Employees afraid of losing their benefits are enduring increased workloads at the cost of quality work, a recent study suggests.
About 40% of employees saw their workload increase last year compared with a year before, according to an annual MetLife study of employee benefit trends.
More Work for Less Pay
As workload expectations increased, many employees were plagued by worries that could actually hinder productivity. About 68% of employees reported that the quality of their work decreased, they were more afraid of losing their jobs or they were distracted due to personal financial concerns, the study found.
Job security worries appear to be justified, the study suggests. Employers also appeared less concerned than before about retaining talented workers, according to the MetLife study.
Meanwhile, employees are taking home less pay than they were a year ago, according to the Bureau of Economic Analysis at the U.S. Department of Commerce. The Commerce Department reports a 2.6% decrease in personal income per capita in 2009. Incomes were particularly hard hit in Wyoming, where workers made 5.9% less overall than in 2008.
Nationwide, about 45% of workers are living paycheck to paycheck, up from 37% in 2006, MetLife found. Plus, a majority of workers may not have adequate emergency savings. About 62% of employees said they were concerned about having enough money to pay their bills if they unexpectedly lost their jobs, the study found.
What’s more, workers are increasingly considering delaying their retirement until later in life. About 59% percent of workers expect to work past age 65, according to the study.
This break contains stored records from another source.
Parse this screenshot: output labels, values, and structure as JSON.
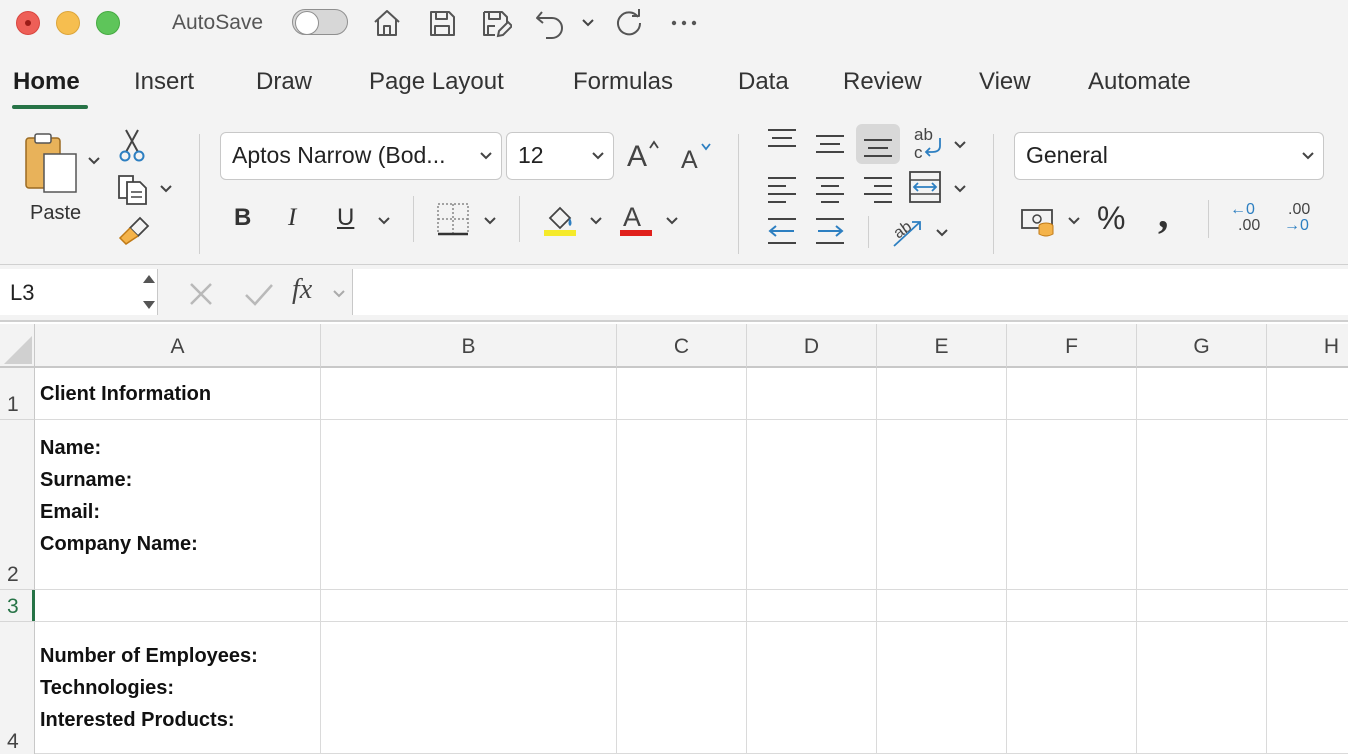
{
  "titlebar": {
    "autosave_label": "AutoSave",
    "autosave_on": false
  },
  "tabs": [
    "Home",
    "Insert",
    "Draw",
    "Page Layout",
    "Formulas",
    "Data",
    "Review",
    "View",
    "Automate"
  ],
  "active_tab": "Home",
  "ribbon": {
    "paste_label": "Paste",
    "font_name": "Aptos Narrow (Bod...",
    "font_size": "12",
    "bold": "B",
    "italic": "I",
    "underline": "U",
    "font_color_glyph": "A",
    "number_format": "General",
    "percent": "%",
    "comma": ",",
    "increase_decimal_top": "←0",
    "increase_decimal_bottom": ".00",
    "decrease_decimal_top": ".00",
    "decrease_decimal_bottom": "→0",
    "highlight_color": "#f5ea2a",
    "font_color": "#e0201c"
  },
  "formula_bar": {
    "name_box": "L3",
    "fx_label": "fx",
    "formula": ""
  },
  "grid": {
    "columns": [
      "A",
      "B",
      "C",
      "D",
      "E",
      "F",
      "G",
      "H"
    ],
    "rows": [
      "1",
      "2",
      "3",
      "4"
    ],
    "selected_row": "3",
    "cells": {
      "A1": "Client Information",
      "A2": [
        "Name:",
        "Surname:",
        "Email:",
        "Company Name:"
      ],
      "A4": [
        "Number of Employees:",
        "Technologies:",
        "Interested Products:"
      ]
    }
  },
  "colors": {
    "accent": "#267346",
    "close": "#ee5f57",
    "minimize": "#f6be4f",
    "zoom": "#5ec55a"
  }
}
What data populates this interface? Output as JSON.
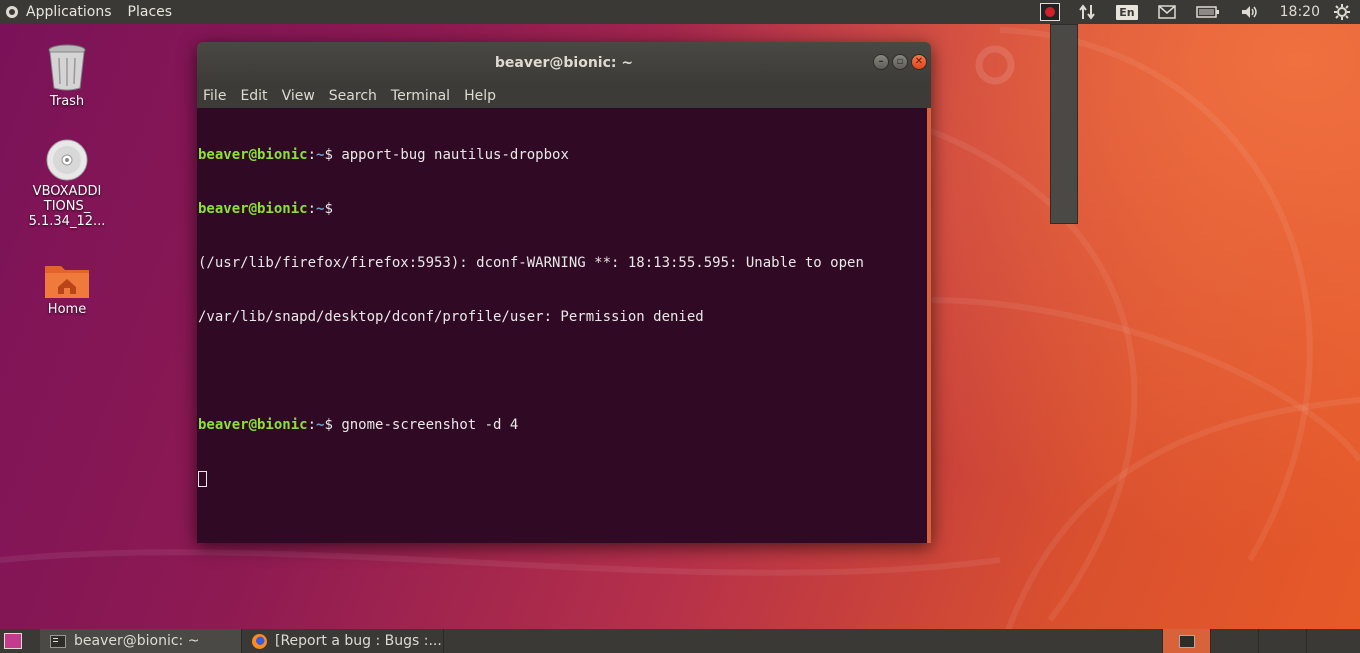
{
  "top_panel": {
    "applications_label": "Applications",
    "places_label": "Places",
    "keyboard_layout": "En",
    "clock": "18:20",
    "icons": [
      "record-icon",
      "network-icon",
      "keyboard-layout-icon",
      "mail-icon",
      "battery-icon",
      "volume-icon",
      "settings-gear-icon"
    ]
  },
  "desktop": {
    "icons": [
      {
        "name": "trash",
        "label": "Trash",
        "icon": "trash-icon"
      },
      {
        "name": "vbox",
        "label_lines": [
          "VBOXADDI",
          "TIONS_",
          "5.1.34_12..."
        ],
        "icon": "disc-icon"
      },
      {
        "name": "home",
        "label": "Home",
        "icon": "home-folder-icon"
      }
    ]
  },
  "terminal": {
    "title": "beaver@bionic: ~",
    "menu": [
      "File",
      "Edit",
      "View",
      "Search",
      "Terminal",
      "Help"
    ],
    "prompt_user": "beaver@bionic",
    "prompt_sep": ":",
    "prompt_path": "~",
    "prompt_end": "$ ",
    "lines": [
      {
        "type": "prompt",
        "command": "apport-bug nautilus-dropbox"
      },
      {
        "type": "prompt",
        "command": ""
      },
      {
        "type": "output",
        "text": "(/usr/lib/firefox/firefox:5953): dconf-WARNING **: 18:13:55.595: Unable to open"
      },
      {
        "type": "output",
        "text": "/var/lib/snapd/desktop/dconf/profile/user: Permission denied"
      },
      {
        "type": "output",
        "text": ""
      },
      {
        "type": "prompt",
        "command": "gnome-screenshot -d 4"
      }
    ]
  },
  "bottom_panel": {
    "tasks": [
      {
        "label": "beaver@bionic: ~",
        "icon": "terminal-icon",
        "active": true
      },
      {
        "label": "[Report a bug : Bugs :...",
        "icon": "firefox-icon",
        "active": false
      }
    ]
  },
  "colors": {
    "prompt_user": "#8ae234",
    "prompt_path": "#729fcf",
    "terminal_bg": "#300a24",
    "panel_bg": "#3a3935",
    "accent": "#d8623a"
  }
}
Happiness at Work
Americans appear to have put their finances ahead of their happiness amid the economic downturn.